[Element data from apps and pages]
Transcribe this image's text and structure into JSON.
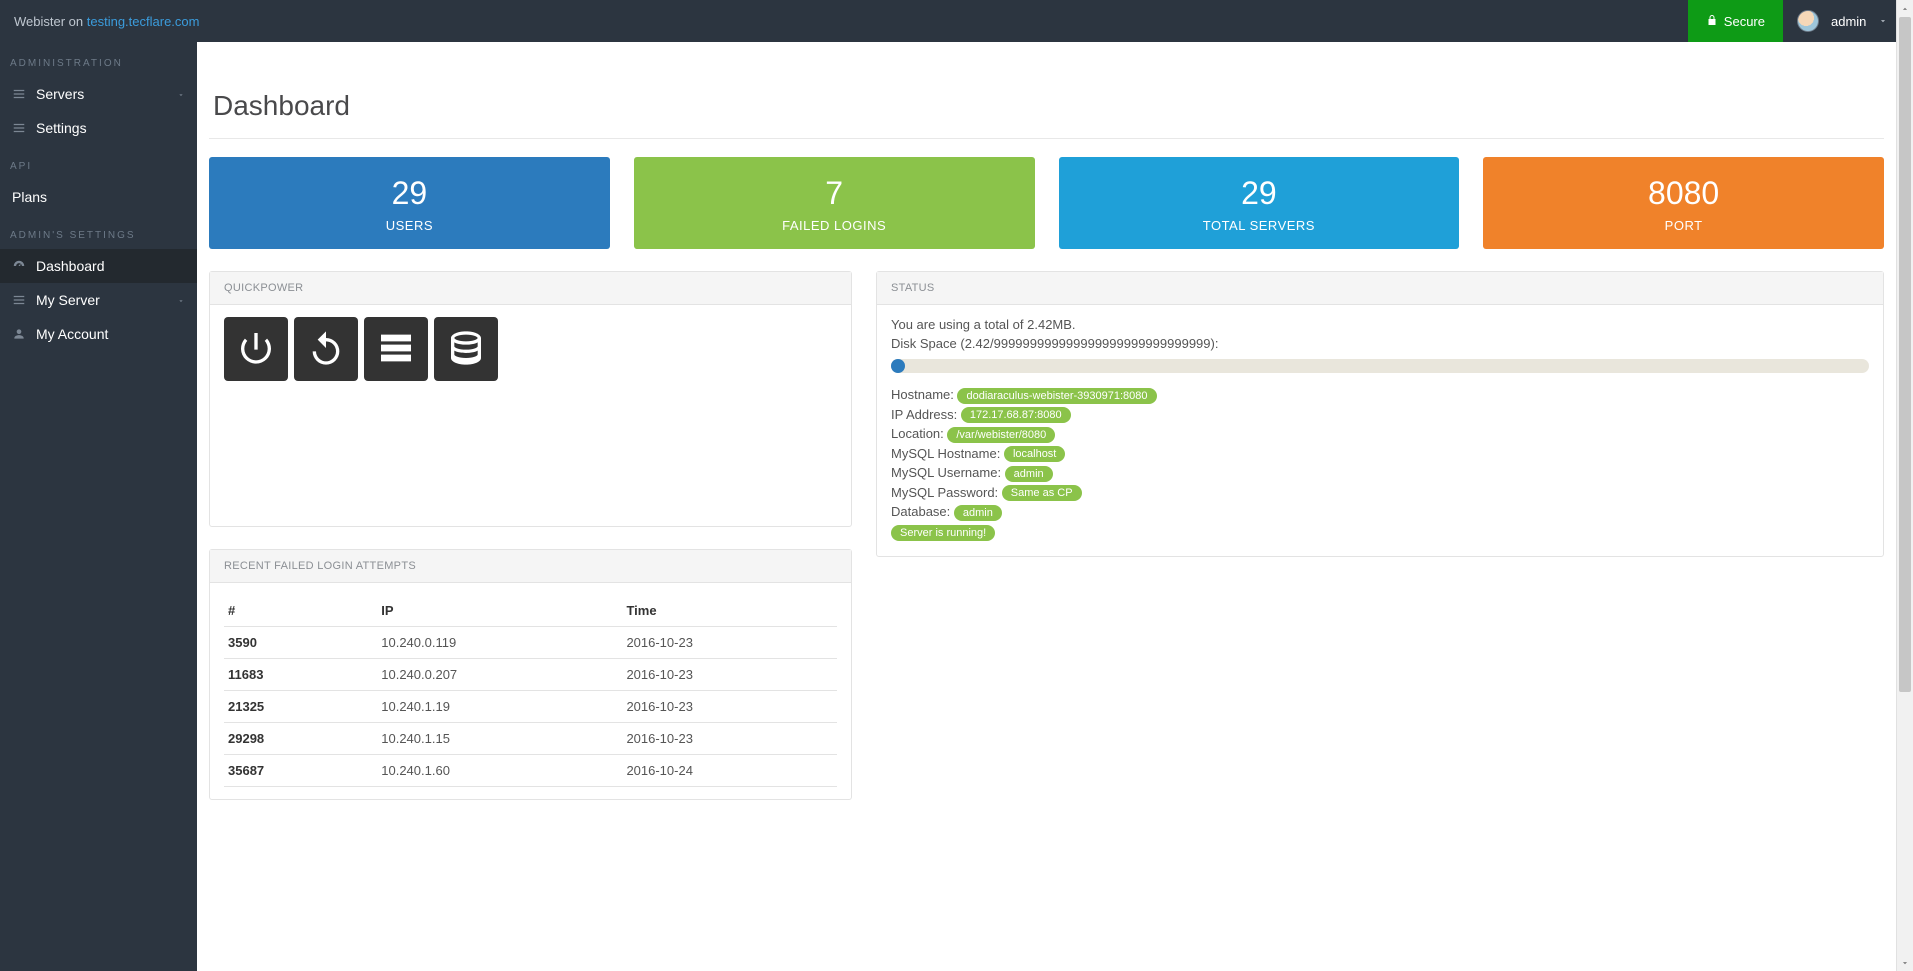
{
  "topbar": {
    "brand_prefix": "Webister on ",
    "brand_host": "testing.tecflare.com",
    "secure_label": "Secure",
    "user_name": "admin"
  },
  "sidebar": {
    "section1": "ADMINISTRATION",
    "servers": "Servers",
    "settings": "Settings",
    "section2": "API",
    "plans": "Plans",
    "section3": "ADMIN'S SETTINGS",
    "dashboard": "Dashboard",
    "my_server": "My Server",
    "my_account": "My Account"
  },
  "page": {
    "title": "Dashboard"
  },
  "stats": {
    "users": {
      "value": "29",
      "label": "USERS"
    },
    "failed_logins": {
      "value": "7",
      "label": "FAILED LOGINS"
    },
    "total_servers": {
      "value": "29",
      "label": "TOTAL SERVERS"
    },
    "port": {
      "value": "8080",
      "label": "PORT"
    }
  },
  "quickpower": {
    "title": "QUICKPOWER"
  },
  "status": {
    "title": "STATUS",
    "usage_line": "You are using a total of 2.42MB.",
    "disk_line": "Disk Space (2.42/999999999999999999999999999999):",
    "hostname_label": "Hostname: ",
    "hostname_value": "dodiaraculus-webister-3930971:8080",
    "ip_label": "IP Address: ",
    "ip_value": "172.17.68.87:8080",
    "loc_label": "Location: ",
    "loc_value": "/var/webister/8080",
    "mysql_host_label": "MySQL Hostname: ",
    "mysql_host_value": "localhost",
    "mysql_user_label": "MySQL Username: ",
    "mysql_user_value": "admin",
    "mysql_pass_label": "MySQL Password: ",
    "mysql_pass_value": "Same as CP",
    "db_label": "Database: ",
    "db_value": "admin",
    "running_value": "Server is running!"
  },
  "failed": {
    "title": "RECENT FAILED LOGIN ATTEMPTS",
    "headers": {
      "num": "#",
      "ip": "IP",
      "time": "Time"
    },
    "rows": [
      {
        "id": "3590",
        "ip": "10.240.0.119",
        "time": "2016-10-23"
      },
      {
        "id": "11683",
        "ip": "10.240.0.207",
        "time": "2016-10-23"
      },
      {
        "id": "21325",
        "ip": "10.240.1.19",
        "time": "2016-10-23"
      },
      {
        "id": "29298",
        "ip": "10.240.1.15",
        "time": "2016-10-23"
      },
      {
        "id": "35687",
        "ip": "10.240.1.60",
        "time": "2016-10-24"
      }
    ]
  }
}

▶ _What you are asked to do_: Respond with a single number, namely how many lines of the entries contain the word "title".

▶ _Response to the exercise_: 4